Tell us a bit about yourself, what do you do?
I lead SS+K's strategy group, a cross-functional team driving brand, business, and digital strategy for SS+K’s portfolio of consumer, enterprise, and cause-oriented companies. Brands like Tourism Australia, Wells Fargo, NCAA, Everytown for Gun Safety, as well as other well-known clients including HBO, Amazon, Samsung, Jet.com, and Obama 2012. I’m also the co-founder of SS+K Labs, our in-house incubator that explores nascent mediums, platforms, and technologies.
What did you do before your current role and what led you to where you are now?
I’ve grown up in the strategy group at SS+K over the last 9 years, but before that, I was responsible for the digital media strategy, planning, and buying for the Office of National Drug Control Policy. My background in digital media is helpful in tying strategic thinking and creative concepting to tactical activation and measurement. And my work on the youth anti-drug campaign taught me how to think about overcoming hard challenges through insightful strategy and engagement planning. For me, focusing more on strategy gave me a broader ability to make a difference in the world– by working with companies to improve how they operate, what they offer, what they communicate, and how they engage.
How would you define the role of a strategist in your agency?
One of the things that makes SS+K unique is our political heritage. We employ political style strategy for our clients, and what that means is essentially thinking of brands like candidates. Like candidates, brands must appeal to consumers through both strong substance and clear values. For brands to thrive, they too must build strong constituencies and win critical votes. And they must do so in the midst of a fast-paced, highly scrutinized environment, where cultural context is key. On that last point, we’ve developed a tool we call Social Forces that helps us identify and exploit the underlying cultural shifts that are influencing consumer attitudes and behaviors. We meld political strategy with creativity to develop unconventional solutions to our clients’ complex issues.
How have you seen the role of a strategist evolve since you first began?
Strategists, as with many other groups, were often much more specialized when I started. Now, as the industry evolves, we need to be able to flex considerably to play many different roles, on a wider variety of projects, for a broader set of challenges. For a single client, we must drive smart business strategy, brand strategy, and creative strategy. We must be able to flex from insightful researcher to dynamic creative mind to clever tactician. We are thinking through the brand’s opportunities and challenges from the broadest perspective, and guiding what must happen at the most tactical level, all at the same time.
In your opinion, what are the greatest barriers an aspiring planner/strategist encounters when trying to start their career?
Speaking mainly from my perspective at SS+K, the hardest part is probably that we expect everyone coming in here, no matter what level, to be able to contribute right away. Even young strategists here have a significant amount of autonomy, and teams will rely on them to meaningfully impact the work from day one. Our more senior members will of course work with and guide them along the way, but here at SS+K, we want everyone to have a voice, and value that.

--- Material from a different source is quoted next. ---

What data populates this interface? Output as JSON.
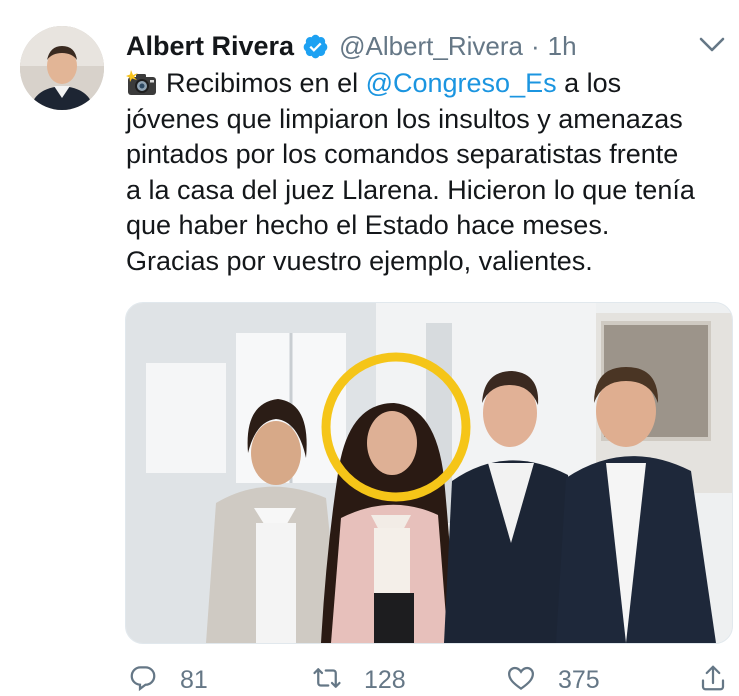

It’s exciting, but requires bravery.
In your time, what have you noticed are the key skills and traits that separate great strategists from the mediocre?
A voracious intellectual curiosity about the world is obviously critical. That curiosity needs to extend very broadly– to investigating people, culture, business, media, etc. Equally important is being able to connect the dots between things, looking deeper to find relevant and unexpected trends in all that you’re consuming, and channeling those insights into meaningful work. You also need to be able to craft clear and compelling stories with strong arguments that support your strategic point of view. Having the right ideas and insights are nothing if you can’t get your team and clients to buy in.
How do you avoid getting stuck in a cultural bubble and stay informed on the needs
and desires of everyday consumers?
This industry-wide challenge is only solved by fighting for diversity of people, diversity of thought, and diversity of work. We all need to push ourselves beyond our own lives, our own interests, our own communities. We aspire to do that through independent projects, and our brand work. For example, after the 2016 election, an SS+K team traveled to Lancaster, Pennsylvania to interview an Evangelical church community about their beliefs and differences, which turned into a short documentary as a small antidote to the divisiveness in the US. Another example: When developing a campaign for Wells Fargo on their commitment to working with people with disabilities, we collaborated with people within the disability community to develop our “With, Always” campaign. Similarly, through SS+K Labs, we partnered with Google and Dance for PD to concept and develop Moving Through Glass , the first-ever augmented reality product providing on-the-move access to proven dance-based aid for people living with Parkinson’s. We spent months with people with Parkinson’s and medical experts to refine and test it. By investing time in these projects, and prioritizing these practices, we learn intimately about, and build empathy for, people & communities outside of our own bubbles.